Your do not have to completely depend upon their sight to spot enemies, they can also hear them too. When I first came across this in the tutorials I thought it was going to cause problems for deaf gamers but it doesn't. When enemies come within your units hearing radius, a black spinning cross will spin around their location. You can hear enemies before you see them, if they are not crawling, which of course can give you a strategic advantage. Most of the time this works wonderfully but I was a bit dismayed when a moving SDKFZ 223 appeared out of nowhere in one of the earlier missions when I could see that my units could hear units close to it. Still instances like this have been few and far between.
Generally speaking World War II Frontline Command is fine for deaf gamers. The four tutorials are fully subtitled. The mission briefings are given in text as well as speech and the objectives can be recalled at any time during a mission. What isn't subtitled though is the movie clips that are shown between the blocks during a campaign. These inform you of the historical events that provide the backdrop for your missions. This isn't a problem but it would have been nice if it was subtitled.
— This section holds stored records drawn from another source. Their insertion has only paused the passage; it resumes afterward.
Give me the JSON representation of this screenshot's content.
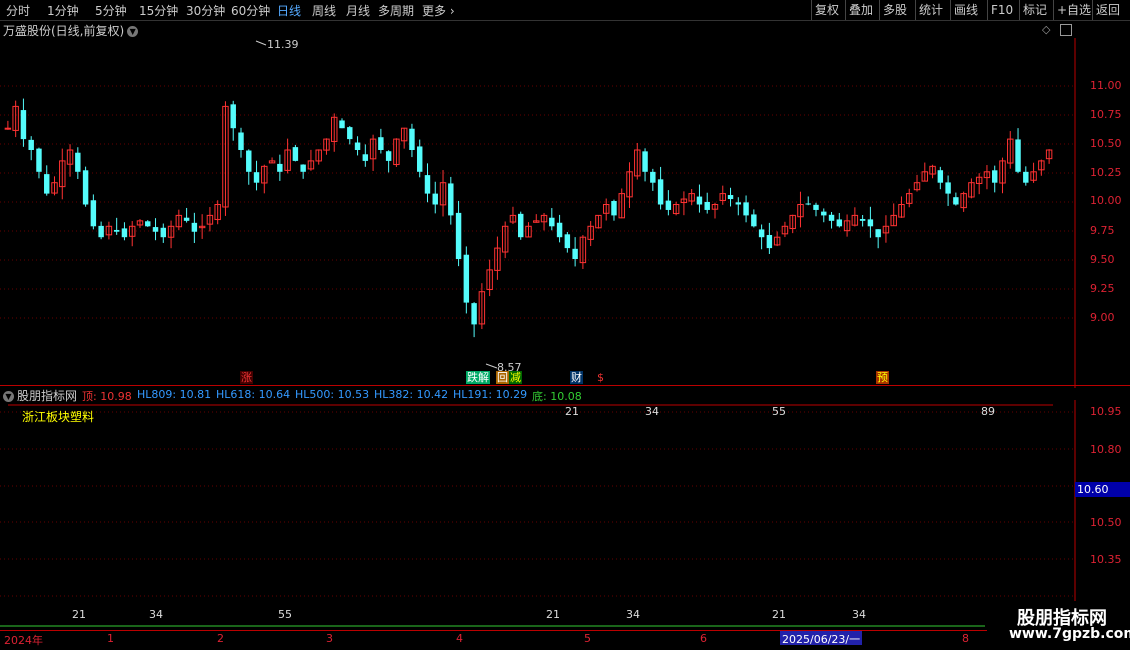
{
  "toolbar": {
    "periods": [
      "分时",
      "1分钟",
      "5分钟",
      "15分钟",
      "30分钟",
      "60分钟",
      "日线",
      "周线",
      "月线",
      "多周期",
      "更多"
    ],
    "active_period": "日线",
    "right_buttons": [
      "复权",
      "叠加",
      "多股",
      "统计",
      "画线",
      "F10",
      "标记",
      "+自选",
      "返回"
    ]
  },
  "main_chart": {
    "title": "万盛股份(日线,前复权)",
    "price_ticks": [
      "11.00",
      "10.75",
      "10.50",
      "10.25",
      "10.00",
      "9.75",
      "9.50",
      "9.25",
      "9.00"
    ],
    "high_marker": "11.39",
    "low_marker": "8.57",
    "signals": [
      {
        "text": "涨",
        "color": "#e33",
        "bg": "#400"
      },
      {
        "text": "跌解",
        "color": "#fff",
        "bg": "#0a6"
      },
      {
        "text": "回",
        "color": "#fff",
        "bg": "#a60"
      },
      {
        "text": "减",
        "color": "#ff0",
        "bg": "#060"
      },
      {
        "text": "财",
        "color": "#fff",
        "bg": "#036"
      },
      {
        "text": "$",
        "color": "#e33",
        "bg": "#000"
      },
      {
        "text": "预",
        "color": "#ff0",
        "bg": "#a30"
      }
    ]
  },
  "indicator": {
    "name": "股朋指标网",
    "values": [
      {
        "label": "顶: 10.98",
        "color": "#e33"
      },
      {
        "label": "HL809: 10.81",
        "color": "#39f"
      },
      {
        "label": "HL618: 10.64",
        "color": "#39f"
      },
      {
        "label": "HL500: 10.53",
        "color": "#39f"
      },
      {
        "label": "HL382: 10.42",
        "color": "#39f"
      },
      {
        "label": "HL191: 10.29",
        "color": "#39f"
      },
      {
        "label": "底: 10.08",
        "color": "#3c3"
      }
    ],
    "sector_text": "浙江板块塑料",
    "fib_top": [
      "21",
      "34",
      "55",
      "89"
    ],
    "fib_bottom": [
      "21",
      "34",
      "55",
      "21",
      "34",
      "21",
      "34"
    ],
    "axis_ticks": [
      "10.95",
      "10.80",
      "10.50",
      "10.35"
    ],
    "current_value": "10.60"
  },
  "date_axis": {
    "labels": [
      "2024年",
      "1",
      "2",
      "3",
      "4",
      "5",
      "6",
      "8"
    ],
    "cursor_date": "2025/06/23/一"
  },
  "watermark": {
    "line1": "股朋指标网",
    "line2": "www.7gpzb.com"
  },
  "colors": {
    "up": "#ff3232",
    "down": "#54fcfc",
    "axis": "#b00",
    "bg": "#000"
  }
}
World War II Frontline Command makes many subtle advances for the RTS genre but graphically the game won't win any awards. The game uses a modified Z: Steel Soldiers engine and in all honesty this shows. Don't get me wrong it looks good, it's in full 3D, and you can enable anti-aliasing and other graphical niceties but there is nothing here that hasn't been bettered (with the exception of the great fog of war). For me though, I appreciate the displaying of the reload circles and other such functions far more that sky high polygon counts. The minimum requirements are a Pentium III 500MHz and the optimum requirements are a Pentium IV 1.2GHz or above. Our PC has an even higher specification and it was fine for most of the time but on a couple of occasions, such as the Normandy beach landing in the Recruit campaign the framerate fell into single figures. In the game's defence though, there was a heck of a lot of action going on.
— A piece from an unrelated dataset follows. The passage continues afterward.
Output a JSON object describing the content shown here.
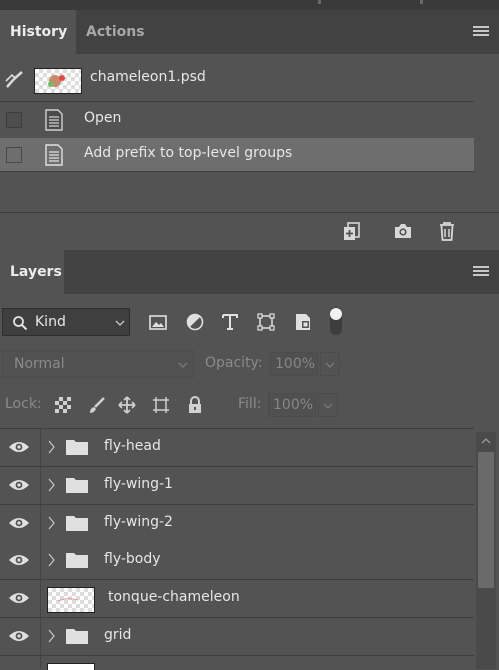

It's impossible to go into detail about everything we liked, it was good to see our troops climbing through the bushes and being able to hide behind trees though, suffice to say the game has impressed us. The only problems are that the hearing radius occasionally slips up and your men don't always go the safest route from A to B and as a result you'll find yourself setting waypoints, just to be sure. You don't get the mass battles of Sudden Strike but you do get much more depth, which fans of Close Combat and Combat Mission will appreciate.
Game Rating: 9.0/10